# Exercise details
What lines of the data hold the string "JSON"? Copy them all.

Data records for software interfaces
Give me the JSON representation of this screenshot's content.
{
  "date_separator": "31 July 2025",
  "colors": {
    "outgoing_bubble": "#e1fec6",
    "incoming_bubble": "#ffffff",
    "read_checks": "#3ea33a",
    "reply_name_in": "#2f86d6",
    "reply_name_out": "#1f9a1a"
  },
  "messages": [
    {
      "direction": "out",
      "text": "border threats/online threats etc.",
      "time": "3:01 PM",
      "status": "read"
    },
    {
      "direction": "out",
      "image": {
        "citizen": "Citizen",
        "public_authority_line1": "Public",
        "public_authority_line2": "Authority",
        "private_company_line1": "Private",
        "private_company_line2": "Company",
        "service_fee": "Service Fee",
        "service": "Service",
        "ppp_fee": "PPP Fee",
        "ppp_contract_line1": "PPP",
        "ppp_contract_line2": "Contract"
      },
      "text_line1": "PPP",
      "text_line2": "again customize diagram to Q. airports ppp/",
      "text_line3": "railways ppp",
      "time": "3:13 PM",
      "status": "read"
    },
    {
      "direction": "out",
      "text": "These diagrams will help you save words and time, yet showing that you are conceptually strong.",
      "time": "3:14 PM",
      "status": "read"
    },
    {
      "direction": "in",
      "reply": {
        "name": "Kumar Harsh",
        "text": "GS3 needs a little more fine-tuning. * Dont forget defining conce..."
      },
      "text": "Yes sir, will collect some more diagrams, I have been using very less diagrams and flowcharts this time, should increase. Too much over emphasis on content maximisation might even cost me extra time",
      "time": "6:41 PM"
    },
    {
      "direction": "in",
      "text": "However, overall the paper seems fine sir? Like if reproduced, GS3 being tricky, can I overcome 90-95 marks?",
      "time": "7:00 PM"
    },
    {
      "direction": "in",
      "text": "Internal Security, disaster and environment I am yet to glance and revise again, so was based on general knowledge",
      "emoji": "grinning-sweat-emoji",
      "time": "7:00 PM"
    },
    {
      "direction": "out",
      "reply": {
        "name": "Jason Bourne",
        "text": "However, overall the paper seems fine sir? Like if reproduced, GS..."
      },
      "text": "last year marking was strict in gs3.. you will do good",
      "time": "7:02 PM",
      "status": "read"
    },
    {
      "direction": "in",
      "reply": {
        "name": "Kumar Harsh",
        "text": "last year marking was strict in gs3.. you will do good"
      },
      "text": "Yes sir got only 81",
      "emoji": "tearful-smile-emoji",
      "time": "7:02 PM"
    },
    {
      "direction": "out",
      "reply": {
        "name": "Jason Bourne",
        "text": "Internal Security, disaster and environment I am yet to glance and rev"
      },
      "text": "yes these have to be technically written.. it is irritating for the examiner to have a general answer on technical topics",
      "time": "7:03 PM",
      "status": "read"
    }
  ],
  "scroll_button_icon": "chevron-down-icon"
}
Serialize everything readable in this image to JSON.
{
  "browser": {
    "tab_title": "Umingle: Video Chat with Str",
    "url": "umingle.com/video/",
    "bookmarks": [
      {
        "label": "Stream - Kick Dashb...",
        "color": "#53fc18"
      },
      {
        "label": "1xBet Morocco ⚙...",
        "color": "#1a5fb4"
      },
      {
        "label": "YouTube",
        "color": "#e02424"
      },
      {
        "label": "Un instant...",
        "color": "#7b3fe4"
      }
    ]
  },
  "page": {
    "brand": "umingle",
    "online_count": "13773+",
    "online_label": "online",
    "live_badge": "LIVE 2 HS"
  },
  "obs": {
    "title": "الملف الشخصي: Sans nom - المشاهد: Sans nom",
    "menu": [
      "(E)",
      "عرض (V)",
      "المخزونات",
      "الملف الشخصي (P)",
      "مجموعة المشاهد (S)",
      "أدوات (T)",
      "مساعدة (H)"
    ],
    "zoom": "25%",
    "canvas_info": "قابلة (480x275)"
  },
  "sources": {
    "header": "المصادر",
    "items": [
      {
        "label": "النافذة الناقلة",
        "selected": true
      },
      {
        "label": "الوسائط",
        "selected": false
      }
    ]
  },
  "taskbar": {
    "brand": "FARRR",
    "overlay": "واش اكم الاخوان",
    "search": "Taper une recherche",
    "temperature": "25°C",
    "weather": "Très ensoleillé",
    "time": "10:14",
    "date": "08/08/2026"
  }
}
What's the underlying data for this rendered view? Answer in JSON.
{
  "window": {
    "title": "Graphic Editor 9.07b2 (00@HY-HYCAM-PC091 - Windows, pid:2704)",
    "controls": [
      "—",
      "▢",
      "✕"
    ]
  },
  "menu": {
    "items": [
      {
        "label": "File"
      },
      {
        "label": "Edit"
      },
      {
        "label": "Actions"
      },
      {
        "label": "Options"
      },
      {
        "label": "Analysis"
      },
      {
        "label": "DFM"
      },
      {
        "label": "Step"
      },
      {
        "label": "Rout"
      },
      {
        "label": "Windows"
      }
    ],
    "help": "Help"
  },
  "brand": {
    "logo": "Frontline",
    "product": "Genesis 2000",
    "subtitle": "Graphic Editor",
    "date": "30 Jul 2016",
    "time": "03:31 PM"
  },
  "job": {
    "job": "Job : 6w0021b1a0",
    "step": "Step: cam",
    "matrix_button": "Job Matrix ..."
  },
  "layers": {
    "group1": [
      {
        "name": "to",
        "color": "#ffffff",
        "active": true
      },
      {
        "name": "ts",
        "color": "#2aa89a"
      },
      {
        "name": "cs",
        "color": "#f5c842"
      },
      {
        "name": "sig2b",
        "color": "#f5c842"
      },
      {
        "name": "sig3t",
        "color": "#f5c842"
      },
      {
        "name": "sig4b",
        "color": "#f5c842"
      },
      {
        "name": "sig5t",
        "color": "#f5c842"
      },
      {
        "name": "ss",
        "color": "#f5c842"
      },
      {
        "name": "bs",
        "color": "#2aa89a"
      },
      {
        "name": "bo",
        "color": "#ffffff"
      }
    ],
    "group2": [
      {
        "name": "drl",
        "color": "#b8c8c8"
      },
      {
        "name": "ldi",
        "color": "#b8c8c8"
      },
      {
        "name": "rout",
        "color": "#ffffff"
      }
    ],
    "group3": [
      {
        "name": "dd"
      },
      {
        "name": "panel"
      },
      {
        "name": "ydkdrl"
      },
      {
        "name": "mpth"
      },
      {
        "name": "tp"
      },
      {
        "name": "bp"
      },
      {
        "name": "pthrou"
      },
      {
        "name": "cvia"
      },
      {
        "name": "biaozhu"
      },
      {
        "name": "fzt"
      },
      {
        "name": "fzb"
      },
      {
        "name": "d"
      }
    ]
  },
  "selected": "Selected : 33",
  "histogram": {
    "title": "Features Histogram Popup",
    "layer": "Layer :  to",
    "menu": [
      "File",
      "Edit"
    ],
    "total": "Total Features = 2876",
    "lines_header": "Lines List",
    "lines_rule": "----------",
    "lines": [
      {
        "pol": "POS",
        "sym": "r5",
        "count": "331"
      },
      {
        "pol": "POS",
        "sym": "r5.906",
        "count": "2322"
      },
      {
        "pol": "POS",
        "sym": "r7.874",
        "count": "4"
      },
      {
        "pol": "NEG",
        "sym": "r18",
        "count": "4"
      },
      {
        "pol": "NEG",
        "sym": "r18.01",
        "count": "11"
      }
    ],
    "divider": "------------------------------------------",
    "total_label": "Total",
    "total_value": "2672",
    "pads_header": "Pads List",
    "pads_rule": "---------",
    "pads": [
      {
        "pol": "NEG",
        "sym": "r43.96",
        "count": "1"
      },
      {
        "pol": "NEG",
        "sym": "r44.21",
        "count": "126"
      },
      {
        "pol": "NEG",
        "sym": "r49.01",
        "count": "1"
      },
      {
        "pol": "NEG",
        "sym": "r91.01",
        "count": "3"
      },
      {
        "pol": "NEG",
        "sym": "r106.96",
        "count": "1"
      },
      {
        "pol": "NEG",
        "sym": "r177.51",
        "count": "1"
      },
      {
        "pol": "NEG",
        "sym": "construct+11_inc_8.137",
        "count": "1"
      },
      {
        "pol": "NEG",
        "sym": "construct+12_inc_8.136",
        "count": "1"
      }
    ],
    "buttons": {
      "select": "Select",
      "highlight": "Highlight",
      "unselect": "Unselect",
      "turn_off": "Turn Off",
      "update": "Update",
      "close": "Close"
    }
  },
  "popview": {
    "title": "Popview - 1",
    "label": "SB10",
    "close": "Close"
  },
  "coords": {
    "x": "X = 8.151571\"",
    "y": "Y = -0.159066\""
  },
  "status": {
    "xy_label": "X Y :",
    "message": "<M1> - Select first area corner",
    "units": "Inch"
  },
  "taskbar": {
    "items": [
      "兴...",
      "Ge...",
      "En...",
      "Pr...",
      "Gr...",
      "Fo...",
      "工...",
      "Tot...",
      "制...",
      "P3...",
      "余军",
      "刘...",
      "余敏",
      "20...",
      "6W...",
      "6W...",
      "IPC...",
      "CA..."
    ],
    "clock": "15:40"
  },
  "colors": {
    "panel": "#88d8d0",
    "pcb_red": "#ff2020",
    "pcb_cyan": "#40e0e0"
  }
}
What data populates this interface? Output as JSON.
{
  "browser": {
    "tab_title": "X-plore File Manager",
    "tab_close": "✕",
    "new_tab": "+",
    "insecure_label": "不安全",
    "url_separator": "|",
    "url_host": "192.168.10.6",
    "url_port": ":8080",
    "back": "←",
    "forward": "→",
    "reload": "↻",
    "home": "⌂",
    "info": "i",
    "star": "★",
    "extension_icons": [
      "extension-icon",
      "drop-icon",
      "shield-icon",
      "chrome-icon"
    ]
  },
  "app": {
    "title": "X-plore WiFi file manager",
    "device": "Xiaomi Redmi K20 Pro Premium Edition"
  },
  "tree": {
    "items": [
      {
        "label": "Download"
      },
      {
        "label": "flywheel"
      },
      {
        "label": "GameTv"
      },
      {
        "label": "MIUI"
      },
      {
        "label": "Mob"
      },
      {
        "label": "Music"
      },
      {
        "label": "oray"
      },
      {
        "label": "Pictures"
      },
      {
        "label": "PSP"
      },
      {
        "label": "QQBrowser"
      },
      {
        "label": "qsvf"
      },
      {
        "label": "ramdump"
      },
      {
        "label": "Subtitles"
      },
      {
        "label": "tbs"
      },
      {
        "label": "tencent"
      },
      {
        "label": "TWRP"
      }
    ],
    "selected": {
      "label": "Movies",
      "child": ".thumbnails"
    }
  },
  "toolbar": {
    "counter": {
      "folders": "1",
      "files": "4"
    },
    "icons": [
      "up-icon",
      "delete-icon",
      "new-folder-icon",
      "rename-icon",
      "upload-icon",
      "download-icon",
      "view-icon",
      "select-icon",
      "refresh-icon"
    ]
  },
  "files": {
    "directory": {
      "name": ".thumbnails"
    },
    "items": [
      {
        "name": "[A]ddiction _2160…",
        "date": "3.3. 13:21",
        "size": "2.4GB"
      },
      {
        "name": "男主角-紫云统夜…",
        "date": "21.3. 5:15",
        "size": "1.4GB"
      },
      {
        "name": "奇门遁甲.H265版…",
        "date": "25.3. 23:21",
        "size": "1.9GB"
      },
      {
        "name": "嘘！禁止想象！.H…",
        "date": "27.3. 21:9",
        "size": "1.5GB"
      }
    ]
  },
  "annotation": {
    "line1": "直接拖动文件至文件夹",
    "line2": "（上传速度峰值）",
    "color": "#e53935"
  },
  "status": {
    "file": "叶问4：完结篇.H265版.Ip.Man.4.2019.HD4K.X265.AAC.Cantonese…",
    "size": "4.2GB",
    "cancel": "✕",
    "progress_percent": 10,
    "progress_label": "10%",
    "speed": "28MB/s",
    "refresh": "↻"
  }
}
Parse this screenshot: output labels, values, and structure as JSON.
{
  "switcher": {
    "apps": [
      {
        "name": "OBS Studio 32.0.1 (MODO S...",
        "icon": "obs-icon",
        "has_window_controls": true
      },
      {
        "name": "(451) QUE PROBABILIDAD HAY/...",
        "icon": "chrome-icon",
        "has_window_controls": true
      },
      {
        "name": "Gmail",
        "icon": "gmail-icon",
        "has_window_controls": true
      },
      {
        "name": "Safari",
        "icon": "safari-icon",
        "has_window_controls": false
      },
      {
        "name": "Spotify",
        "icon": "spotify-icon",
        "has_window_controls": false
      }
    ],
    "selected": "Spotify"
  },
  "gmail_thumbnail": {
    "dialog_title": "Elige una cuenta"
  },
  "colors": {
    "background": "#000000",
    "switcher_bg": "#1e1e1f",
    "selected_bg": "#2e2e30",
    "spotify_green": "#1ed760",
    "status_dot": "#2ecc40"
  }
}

# Answer box
Give me the JSON representation of this screenshot's content.
Serialize everything readable in this image to JSON.
What's the underlying data for this rendered view? Answer in JSON.
What data populates this interface? Output as JSON.
Parse this screenshot: output labels, values, and structure as JSON.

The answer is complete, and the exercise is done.